New point-and-shoot cameras capture video in the 720p high-def format you've seen on TV networks such as ESPN. But all HD is not equal. The algorithm, or codec, that compresses the video onto a memory card affects the quality of the footage and your ability to edit it. We tried out three cameras, each sporting a different codec, to find the best mobile movie rig.
Kodak Easyshare Z1012
Codec: MPEG-4; 8 min. per gigabyte
Video was soft and full of artifacts -- errors created during compression -- such as jagged lines in place of straight edges. That's a shame, since the color was generally good, and the 12x zoom lens is handy. The Z1012 can shoot up to 29 minutes of continuous video (versus 10 for the Sony and 15 for the Panasonic), and most software can play or edit the footage.
Editors' Rating: 5 out of 10
Sony Cybershot T500
Codec: AVC/HD; 12.5 min. per gigabyte
The T500's sharp video had only minor artifacts, such as fuzziness along the edges in a cobblestone path. And it packs the most footage per gigabyte. High-noon sunlight didn't wash out colors, but low-light footage was grainy -- most likely a product of the sensor or processor, not the codec. One caveat: Only the latest editing software supports AVC/HD.
Editors' Rating: 8 out of 10
Panasonic Lumix LX3
Codec: M-JPEG; 4 min. per gigabyte
The LX3 had the clearest low-light video, but it faltered in midday sunlight, with overexposed highlights and faded colors. (They looked better under soft lighting.) And objects weren't quite as sharp as on the Sony. The M-JPEG video hogs memory cards, but viewing or editing it on a computer is easy; nearly all programs read the codec.
Editors' Rating: 6 out of 10
I recently purchased a Sony a350 DSLR any tests or comments would be appreciated.......
These two sites are pretty well respected:
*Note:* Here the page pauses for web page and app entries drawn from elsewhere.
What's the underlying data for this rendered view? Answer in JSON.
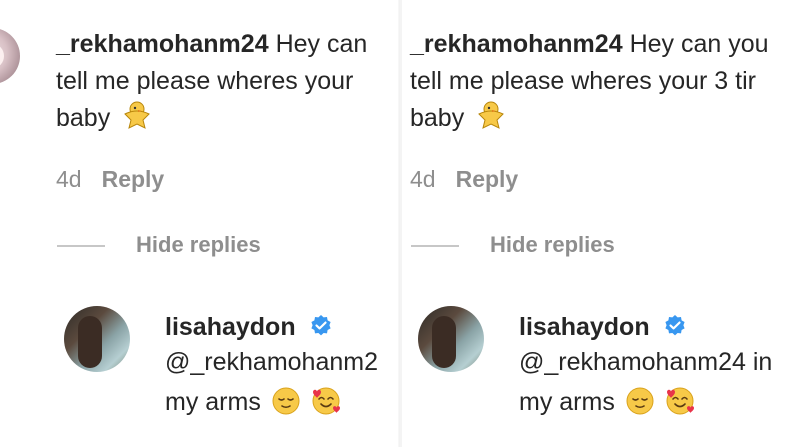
{
  "comment": {
    "username": "_rekhamohanm24",
    "text_left_line1": "Hey can",
    "text_left_line2": "tell me please wheres your",
    "text_right_line1": "Hey can you",
    "text_right_line2": "tell me please wheres your 3 tir",
    "text_line3": "baby",
    "emoji_icon": "chick-emoji-icon",
    "age": "4d",
    "reply_label": "Reply",
    "hide_replies_label": "Hide replies"
  },
  "reply": {
    "username": "lisahaydon",
    "verified_icon": "verified-badge-icon",
    "mention_left": "@_rekhamohanm2",
    "mention_right": "@_rekhamohanm24 in",
    "line2": "my arms",
    "emoji1_icon": "relieved-face-icon",
    "emoji2_icon": "smiling-face-with-hearts-icon"
  },
  "colors": {
    "text": "#262626",
    "muted": "#8e8e8e",
    "verified": "#3897f0",
    "emoji": "#f7c948"
  }
}
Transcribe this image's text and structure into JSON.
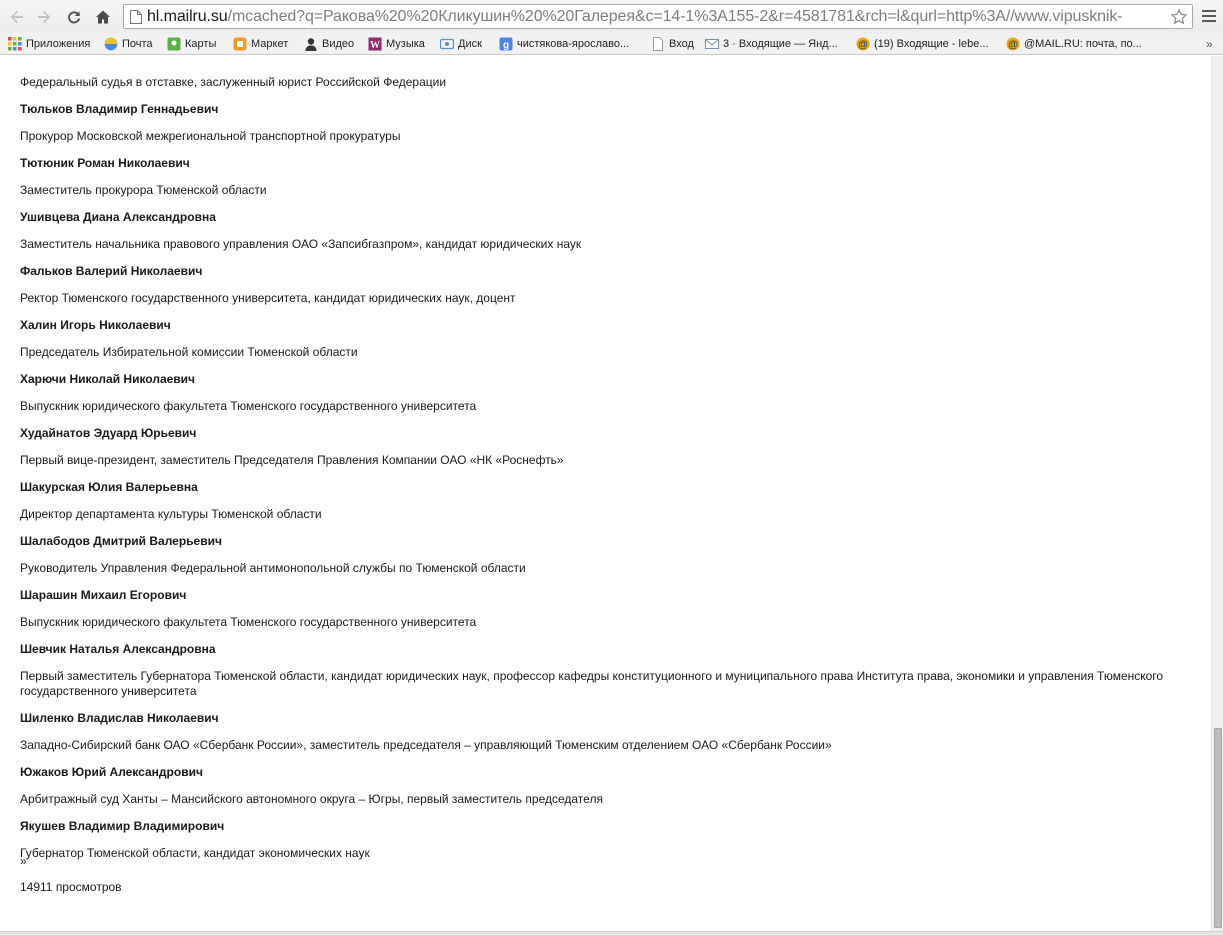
{
  "browser": {
    "url_host": "hl.mailru.su",
    "url_rest": "/mcached?q=Ракова%20%20Кликушин%20%20Галерея&c=14-1%3A155-2&r=4581781&rch=l&qurl=http%3A//www.vipusknik-"
  },
  "bookmarks": [
    {
      "label": "Приложения",
      "icon": "apps-grid-icon",
      "color": "#e8453c"
    },
    {
      "label": "Почта",
      "icon": "mail-yandex-icon",
      "color": "#f7c31b"
    },
    {
      "label": "Карты",
      "icon": "maps-icon",
      "color": "#5fae46"
    },
    {
      "label": "Маркет",
      "icon": "market-icon",
      "color": "#f29a1c"
    },
    {
      "label": "Видео",
      "icon": "video-person-icon",
      "color": "#333333"
    },
    {
      "label": "Музыка",
      "icon": "music-icon",
      "color": "#8e2a6e"
    },
    {
      "label": "Диск",
      "icon": "disk-icon",
      "color": "#5b8fc9"
    },
    {
      "label": "чистякова-ярославо...",
      "icon": "google-search-icon",
      "color": "#4a86e8"
    },
    {
      "label": "Вход",
      "icon": "page-icon",
      "color": "#9a9a9a"
    },
    {
      "label": "3 · Входящие — Янд...",
      "icon": "envelope-icon",
      "color": "#7a8fa8"
    },
    {
      "label": "(19) Входящие - lebe...",
      "icon": "mailru-at-icon",
      "color": "#f0a500"
    },
    {
      "label": "@MAIL.RU: почта, по...",
      "icon": "mailru-at-icon",
      "color": "#f0a500"
    }
  ],
  "bookmarks_more": "»",
  "list": {
    "top_desc": "Федеральный судья в отставке, заслуженный юрист Российской Федерации",
    "entries": [
      {
        "name": "Тюльков Владимир Геннадьевич",
        "desc": "Прокурор Московской межрегиональной транспортной прокуратуры"
      },
      {
        "name": "Тютюник Роман Николаевич",
        "desc": "Заместитель прокурора Тюменской области"
      },
      {
        "name": "Ушивцева Диана Александровна",
        "desc": "Заместитель начальника правового управления ОАО «Запсибгазпром», кандидат юридических наук"
      },
      {
        "name": "Фальков Валерий Николаевич",
        "desc": "Ректор Тюменского государственного университета, кандидат юридических наук, доцент"
      },
      {
        "name": "Халин Игорь Николаевич",
        "desc": "Председатель Избирательной комиссии Тюменской области"
      },
      {
        "name": "Харючи Николай Николаевич",
        "desc": "Выпускник юридического факультета Тюменского государственного университета"
      },
      {
        "name": "Худайнатов Эдуард Юрьевич",
        "desc": "Первый вице-президент, заместитель Председателя Правления Компании ОАО «НК «Роснефть»"
      },
      {
        "name": "Шакурская Юлия Валерьевна",
        "desc": "Директор департамента культуры Тюменской области"
      },
      {
        "name": "Шалабодов Дмитрий Валерьевич",
        "desc": "Руководитель Управления Федеральной антимонопольной службы по Тюменской области"
      },
      {
        "name": "Шарашин Михаил Егорович",
        "desc": "Выпускник юридического факультета Тюменского государственного университета"
      },
      {
        "name": "Шевчик Наталья Александровна",
        "desc": "Первый заместитель Губернатора Тюменской области, кандидат юридических наук, профессор кафедры конституционного и муниципального права Института права, экономики и управления Тюменского государственного университета"
      },
      {
        "name": "Шиленко Владислав Николаевич",
        "desc": "Западно-Сибирский банк ОАО «Сбербанк России», заместитель председателя – управляющий Тюменским отделением ОАО «Сбербанк России»"
      },
      {
        "name": "Южаков Юрий Александрович",
        "desc": "Арбитражный суд Ханты – Мансийского автономного округа – Югры, первый заместитель председателя"
      },
      {
        "name": "Якушев Владимир Владимирович",
        "desc": "Губернатор Тюменской области, кандидат экономических наук"
      }
    ],
    "next_link": "»",
    "views": "14911 просмотров"
  }
}
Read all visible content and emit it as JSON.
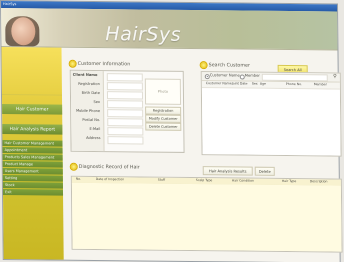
{
  "window": {
    "title": "HairSys"
  },
  "header": {
    "logo_text": "HairSys"
  },
  "sidebar": {
    "customer_button": "Hair Customer",
    "active_button": "Hair Analysis Report",
    "items": [
      "Hair Customer Management",
      "Appointment",
      "Products Sales Management",
      "Product Manage",
      "Users Management",
      "Setting",
      "Stock",
      "Exit"
    ]
  },
  "customer_info": {
    "section_title": "Customer Information",
    "labels": [
      "Client Name",
      "Registration",
      "Birth Date",
      "Sex",
      "Mobile Phone",
      "Postal No.",
      "E-Mail",
      "Address"
    ],
    "photo_label": "Photo",
    "buttons": {
      "registration": "Registration",
      "modify": "Modify Customer",
      "delete": "Delete Customer"
    }
  },
  "search_customer": {
    "section_title": "Search Customer",
    "search_all": "Search All",
    "radio_customer_name": "Customer Name",
    "radio_member": "Member",
    "columns": [
      "Customer Name",
      "Joint Date",
      "Sex",
      "Age",
      "Phone No.",
      "Member"
    ]
  },
  "diagnostic": {
    "section_title": "Diagnostic Record of Hair",
    "buttons": {
      "analysis": "Hair Analysis Results",
      "delete": "Delete"
    },
    "columns": [
      "No.",
      "Date of Inspection",
      "Staff",
      "Scalp Type",
      "Hair Condition",
      "Hair Type",
      "Description"
    ]
  }
}
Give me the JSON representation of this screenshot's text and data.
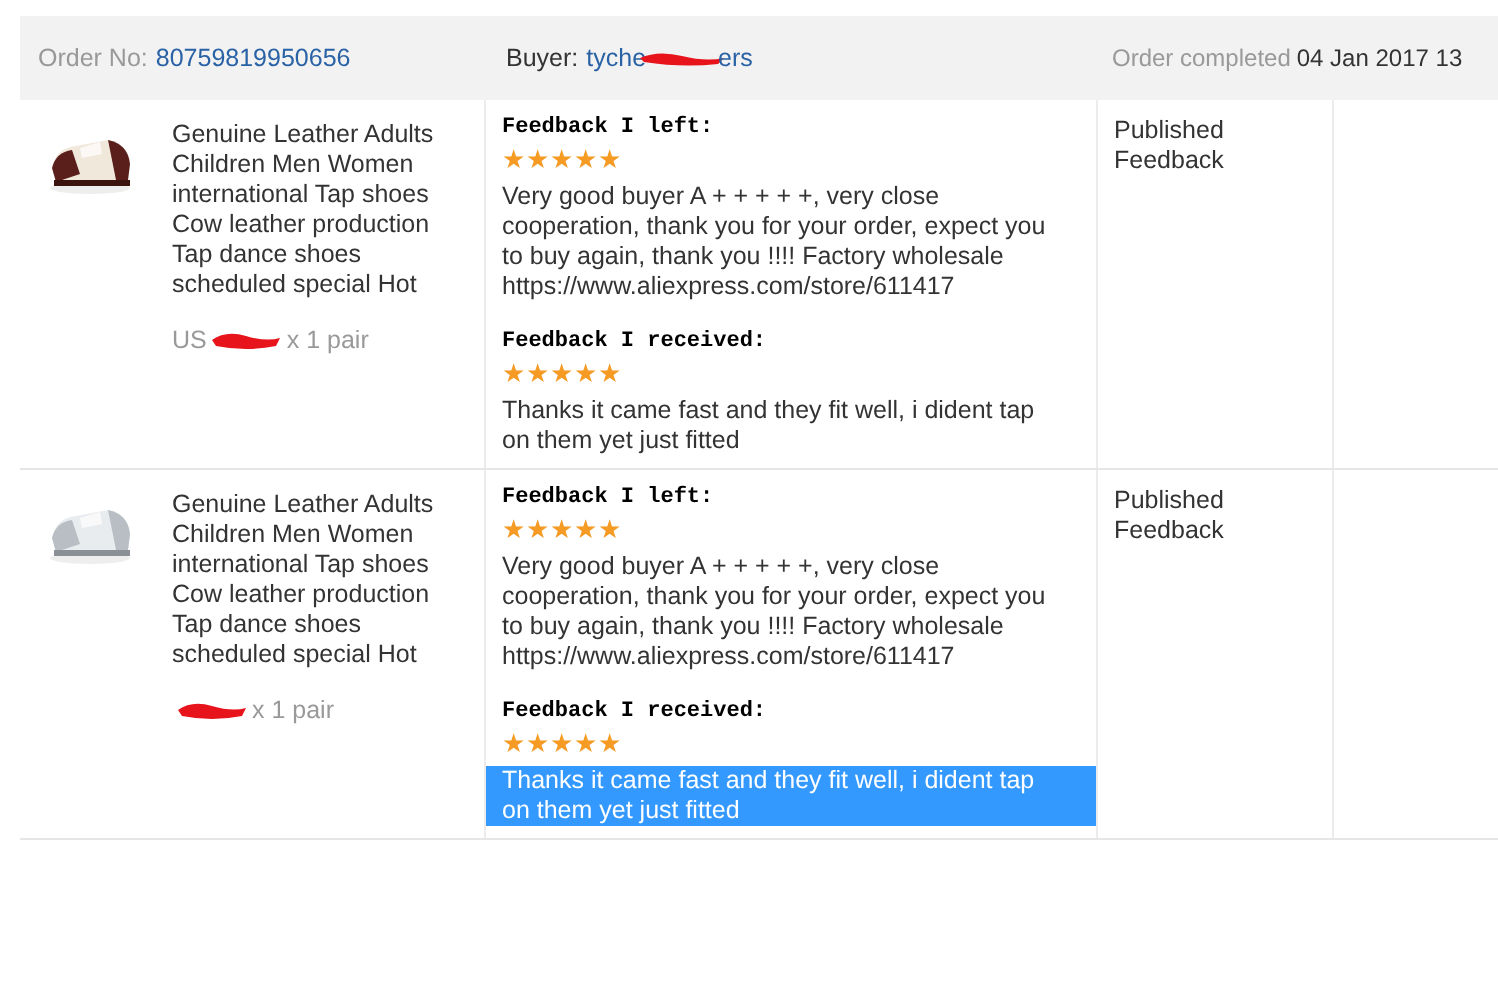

I've seen mixed reviews on comparing the Sony with equivalent products from Canon and Nikon -- choosing a product from one of these two is usually the best bet. The following of Canon and Nikon is almost religious.
Back to this quick comparison of three sizes and styles of camera with HD video capabilities, here's the DP Review site and the conclusion page of their review of the LX3:
In short, the LX is for folks wanting a compact camera that rewards the photographer. For a camera that is more "point and shoot, every setting left at the default or 'automatic'" a camera, in my humble, like the Sony T500 is an astonishingly good pocket-sized compact point-and-shoot. I'm just waiting for prices to make the T500 one more thing my wife keeps in her shoulder bag for those "get the camera!" moments.
And one final question: where's the GPS?! One of my favorite new things to do with photography is keep all the photos on Google Earth (using Google's "Picasa" photo album tool.) This all works superbly on the Mac (and I imagine on PCs) but the one missing link is an automatic GPS function. I've taken to snapping one "reference" shot on my iPhone, then manually "tagging" all the shots I take with other cameras. Automating that process would be great. Viewing photos in time and in space is a wonderful innovation and prompted me to upload a lot of photos I'd previously relegated to "when I'm old and want to look at those old photos." GPS tags on photos is great!